▶ _Assignment_
Please set down all of the data below verbatim.

▶ _Supplied information_

# # # # #

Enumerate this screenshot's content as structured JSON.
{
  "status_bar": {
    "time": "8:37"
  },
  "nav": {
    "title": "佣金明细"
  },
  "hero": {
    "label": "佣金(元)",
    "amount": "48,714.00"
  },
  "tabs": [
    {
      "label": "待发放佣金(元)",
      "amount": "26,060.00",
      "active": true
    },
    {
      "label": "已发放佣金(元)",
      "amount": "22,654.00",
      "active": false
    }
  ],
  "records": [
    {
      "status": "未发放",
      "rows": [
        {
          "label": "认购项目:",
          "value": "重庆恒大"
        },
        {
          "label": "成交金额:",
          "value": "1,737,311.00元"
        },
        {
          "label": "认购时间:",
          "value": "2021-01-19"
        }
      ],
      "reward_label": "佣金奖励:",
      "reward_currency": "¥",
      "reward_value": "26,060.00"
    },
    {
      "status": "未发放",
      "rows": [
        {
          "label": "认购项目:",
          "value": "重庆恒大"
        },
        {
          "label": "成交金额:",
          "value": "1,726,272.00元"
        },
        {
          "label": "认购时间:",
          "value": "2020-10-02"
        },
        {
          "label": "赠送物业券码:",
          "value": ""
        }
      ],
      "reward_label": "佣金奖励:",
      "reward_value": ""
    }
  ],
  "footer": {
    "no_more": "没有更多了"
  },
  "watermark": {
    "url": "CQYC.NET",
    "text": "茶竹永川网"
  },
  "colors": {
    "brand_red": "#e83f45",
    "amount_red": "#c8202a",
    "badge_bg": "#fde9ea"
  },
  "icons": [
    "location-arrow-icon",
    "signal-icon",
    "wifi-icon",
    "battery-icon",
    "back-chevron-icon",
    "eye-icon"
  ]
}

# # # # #

▶ _Solution to this problem_
Enumerate this screenshot's content as structured JSON.
{
  "status_bar": {
    "time": "8:37"
  },
  "nav": {
    "title": "佣金明细"
  },
  "hero": {
    "label": "佣金(元)",
    "amount": "48,714.00"
  },
  "tabs": [
    {
      "label": "待发放佣金(元)",
      "amount": "26,060.00",
      "active": true
    },
    {
      "label": "已发放佣金(元)",
      "amount": "22,654.00",
      "active": false
    }
  ],
  "records": [
    {
      "status": "未发放",
      "rows": [
        {
          "label": "认购项目:",
          "value": "重庆恒大"
        },
        {
          "label": "成交金额:",
          "value": "1,737,311.00元"
        },
        {
          "label": "认购时间:",
          "value": "2021-01-19"
        }
      ],
      "reward_label": "佣金奖励:",
      "reward_currency": "¥",
      "reward_value": "26,060.00"
    },
    {
      "status": "未发放",
      "rows": [
        {
          "label": "认购项目:",
          "value": "重庆恒大"
        },
        {
          "label": "成交金额:",
          "value": "1,726,272.00元"
        },
        {
          "label": "认购时间:",
          "value": "2020-10-02"
        },
        {
          "label": "赠送物业券码:",
          "value": ""
        }
      ],
      "reward_label": "佣金奖励:",
      "reward_value": ""
    }
  ],
  "footer": {
    "no_more": "没有更多了"
  },
  "watermark": {
    "url": "CQYC.NET",
    "text": "茶竹永川网"
  },
  "colors": {
    "brand_red": "#e83f45",
    "amount_red": "#c8202a",
    "badge_bg": "#fde9ea"
  },
  "icons": [
    "location-arrow-icon",
    "signal-icon",
    "wifi-icon",
    "battery-icon",
    "back-chevron-icon",
    "eye-icon"
  ]
}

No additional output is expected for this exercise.